A Realtor is defined as a person who acts as an agent to sell or purchase property. Another definition that I hang my hat on is the term Realtor has one, and only one, meaning: Realtor is a federally registered collective membership mark which identifies a real estate professional who is member of the National Association of Realtors and subscribes to its strict Code of Ethics. You may ask why? The reason is the strict code of ethics.
Being a Realtor starts with creating a fiduciary duty. When you buy or sell a piece of property, typically this is the largest investment in a person's portfolio and should be handled professionally and ethically.
What is a fiduciary? A fiduciary, simply put, is standing in your client's shoes. Being loyal and trustworthy. We have legally-mandated duties to comply with this obligation. We need to act in the best interest of our clients. In fact, this is the most litigated issue in real estate claims.
A significant percentage of claims presented to insurance carriers offering errors and omissions coverages involve alleged negligence, professional negligence, negligent misrepresentations, and breaches of fiduciary duty by real estate licensees. Equally, civil actions brought against real estate licensees by the public usually include causes of action for negligence, professional negligence, negligent misrepresentations, and breaches of fiduciary duty. Fiduciary duties include, among others, loyalty; confidentiality; the exercise of utmost care (and in certain fact situations, reasonable care); full and complete disclosure of all material facts; the obligation to account to the principal; the obligation to act fairly and honestly without fraud or deceit; and the duty to "explain" and "counsel" about that which has been disclosed or should have been disclosed, thereby permitting the principal to make an informed and considered decision to buy, sell, lease, exchange, borrow, or lend. The concept is quite old.

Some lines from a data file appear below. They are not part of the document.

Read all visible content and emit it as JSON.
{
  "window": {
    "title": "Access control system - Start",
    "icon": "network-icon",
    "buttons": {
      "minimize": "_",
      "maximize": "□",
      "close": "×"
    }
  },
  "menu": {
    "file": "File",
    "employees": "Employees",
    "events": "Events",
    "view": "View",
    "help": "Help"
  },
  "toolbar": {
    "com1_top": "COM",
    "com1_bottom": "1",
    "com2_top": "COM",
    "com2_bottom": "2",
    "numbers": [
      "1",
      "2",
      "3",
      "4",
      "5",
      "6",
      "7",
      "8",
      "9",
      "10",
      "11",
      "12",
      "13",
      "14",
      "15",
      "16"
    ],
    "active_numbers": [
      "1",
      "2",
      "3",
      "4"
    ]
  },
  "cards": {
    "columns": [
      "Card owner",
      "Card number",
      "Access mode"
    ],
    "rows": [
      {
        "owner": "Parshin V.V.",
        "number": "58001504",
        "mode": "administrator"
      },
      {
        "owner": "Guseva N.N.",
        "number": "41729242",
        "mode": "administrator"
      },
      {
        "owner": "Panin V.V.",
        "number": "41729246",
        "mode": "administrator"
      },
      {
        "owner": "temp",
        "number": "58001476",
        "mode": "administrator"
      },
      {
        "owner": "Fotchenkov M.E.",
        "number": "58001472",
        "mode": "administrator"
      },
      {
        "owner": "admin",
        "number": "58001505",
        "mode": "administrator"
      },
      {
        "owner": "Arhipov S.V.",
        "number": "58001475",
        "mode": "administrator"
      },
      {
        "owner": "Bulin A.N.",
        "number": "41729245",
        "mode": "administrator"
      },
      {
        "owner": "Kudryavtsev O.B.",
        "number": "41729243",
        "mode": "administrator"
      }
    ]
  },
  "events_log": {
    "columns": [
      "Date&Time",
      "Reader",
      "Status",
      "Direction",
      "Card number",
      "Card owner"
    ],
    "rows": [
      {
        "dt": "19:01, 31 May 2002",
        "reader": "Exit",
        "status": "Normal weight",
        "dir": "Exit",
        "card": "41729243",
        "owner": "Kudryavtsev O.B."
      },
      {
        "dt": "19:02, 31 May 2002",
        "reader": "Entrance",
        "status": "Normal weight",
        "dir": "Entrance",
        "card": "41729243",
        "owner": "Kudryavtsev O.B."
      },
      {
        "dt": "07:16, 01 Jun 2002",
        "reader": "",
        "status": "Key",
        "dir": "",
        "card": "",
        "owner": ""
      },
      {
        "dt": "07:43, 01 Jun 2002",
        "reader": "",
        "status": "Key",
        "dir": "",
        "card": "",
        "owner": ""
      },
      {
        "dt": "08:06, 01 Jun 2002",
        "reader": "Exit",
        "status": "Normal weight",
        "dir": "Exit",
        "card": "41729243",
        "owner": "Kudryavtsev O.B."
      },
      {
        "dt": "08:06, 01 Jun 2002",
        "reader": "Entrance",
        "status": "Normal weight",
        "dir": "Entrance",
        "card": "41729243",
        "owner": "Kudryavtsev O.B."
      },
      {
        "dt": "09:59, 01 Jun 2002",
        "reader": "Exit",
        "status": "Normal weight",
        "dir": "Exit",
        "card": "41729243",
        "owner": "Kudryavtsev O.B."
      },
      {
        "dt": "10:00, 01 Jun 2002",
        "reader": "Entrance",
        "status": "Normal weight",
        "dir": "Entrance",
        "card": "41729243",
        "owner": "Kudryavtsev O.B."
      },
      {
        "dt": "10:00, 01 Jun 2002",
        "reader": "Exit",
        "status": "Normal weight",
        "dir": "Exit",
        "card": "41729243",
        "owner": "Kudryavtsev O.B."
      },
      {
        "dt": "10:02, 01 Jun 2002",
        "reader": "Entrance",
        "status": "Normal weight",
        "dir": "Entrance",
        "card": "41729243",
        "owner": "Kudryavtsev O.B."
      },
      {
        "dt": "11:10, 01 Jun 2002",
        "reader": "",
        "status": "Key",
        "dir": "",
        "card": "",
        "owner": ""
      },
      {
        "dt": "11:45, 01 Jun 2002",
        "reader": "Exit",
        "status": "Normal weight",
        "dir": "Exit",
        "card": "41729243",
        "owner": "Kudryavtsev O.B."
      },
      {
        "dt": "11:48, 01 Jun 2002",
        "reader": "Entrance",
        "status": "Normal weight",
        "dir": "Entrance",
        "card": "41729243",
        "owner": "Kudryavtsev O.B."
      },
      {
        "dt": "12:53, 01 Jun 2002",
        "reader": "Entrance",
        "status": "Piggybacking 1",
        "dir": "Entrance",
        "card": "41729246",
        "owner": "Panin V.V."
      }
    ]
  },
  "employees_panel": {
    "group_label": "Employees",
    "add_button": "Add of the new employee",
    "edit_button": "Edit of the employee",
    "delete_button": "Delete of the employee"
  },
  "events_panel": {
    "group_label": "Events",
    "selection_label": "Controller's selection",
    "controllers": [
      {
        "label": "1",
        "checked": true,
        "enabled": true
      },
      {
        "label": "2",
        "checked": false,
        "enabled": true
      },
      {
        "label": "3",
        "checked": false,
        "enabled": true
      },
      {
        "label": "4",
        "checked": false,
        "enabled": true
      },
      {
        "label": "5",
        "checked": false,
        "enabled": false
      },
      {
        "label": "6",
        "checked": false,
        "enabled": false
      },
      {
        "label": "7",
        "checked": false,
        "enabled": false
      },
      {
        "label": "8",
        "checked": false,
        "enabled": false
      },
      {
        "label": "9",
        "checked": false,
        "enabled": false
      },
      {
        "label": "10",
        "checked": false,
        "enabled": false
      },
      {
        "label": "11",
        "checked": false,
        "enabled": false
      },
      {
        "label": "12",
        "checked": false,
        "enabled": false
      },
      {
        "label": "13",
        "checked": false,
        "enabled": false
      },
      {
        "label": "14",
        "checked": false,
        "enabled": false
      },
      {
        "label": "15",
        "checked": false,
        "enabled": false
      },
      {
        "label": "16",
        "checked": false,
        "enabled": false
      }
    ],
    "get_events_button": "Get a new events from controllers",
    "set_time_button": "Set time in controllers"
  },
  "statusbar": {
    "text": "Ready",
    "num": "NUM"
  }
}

Agency and Fiduciary go hand in hand. An agency relationship actually creates the Fiduciary Duties. The bottom line is you need to be aware as a consumer that when you align yourself with a Real Estate Professional, they need to be your Fiduciary!
Our profession is very complicated. On the surface it seems simple. However, how can the average buyer or seller know what to ask to make sure they are getting the proper representation? Again, that is why it is important to deal with a Realtor and have them be your Fiduciary. In fact, I was recently assisting a first time buyer and I said what questions do you have? And they responded, "…We do not know what questions to ask."

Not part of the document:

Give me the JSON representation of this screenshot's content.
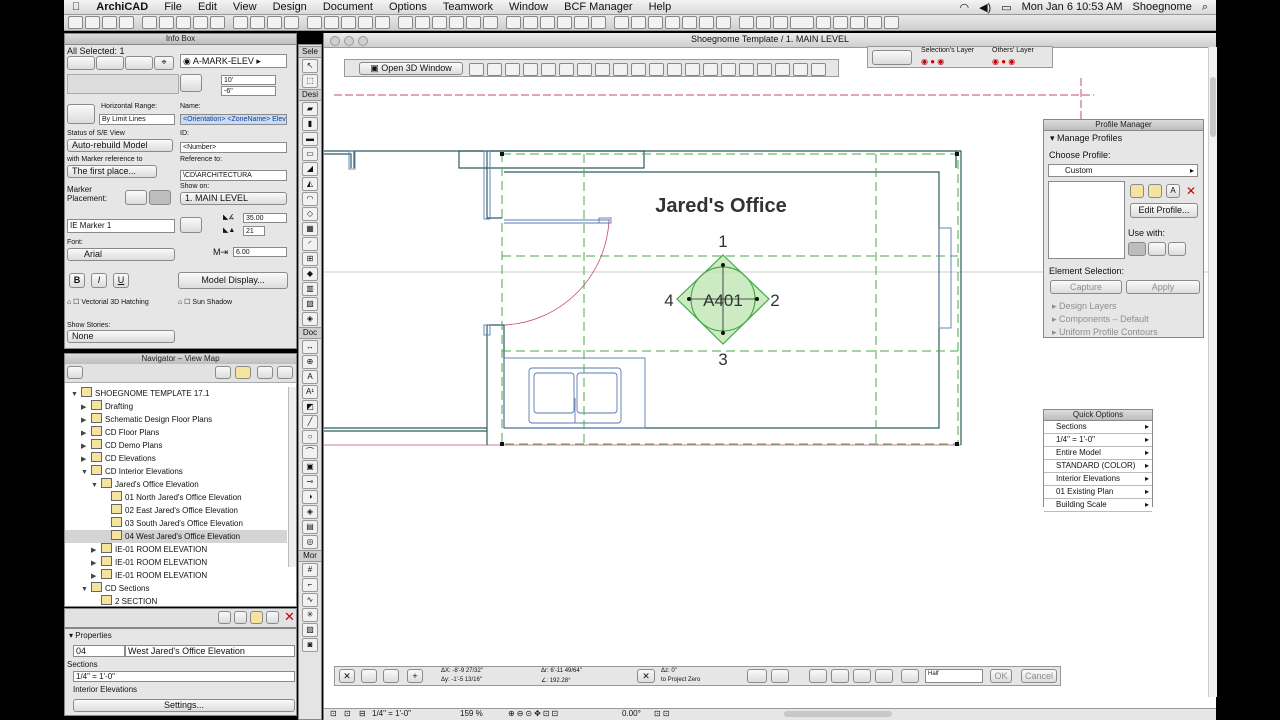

That really tells me and should tell all of you a lot. As a first time buyer, it is difficult to know the questions to ask! Questions like, "Do I need more than the 3 percent or 3.5 percent down? What are closing costs? What is escrow?" The questions go on and on.
As a Fiduciary, a Realtor's job is to eliminate the surprises and have a team of professionals to assist the buyer or seller with supplying all the answers before the questions come. That is when we are doing our job right!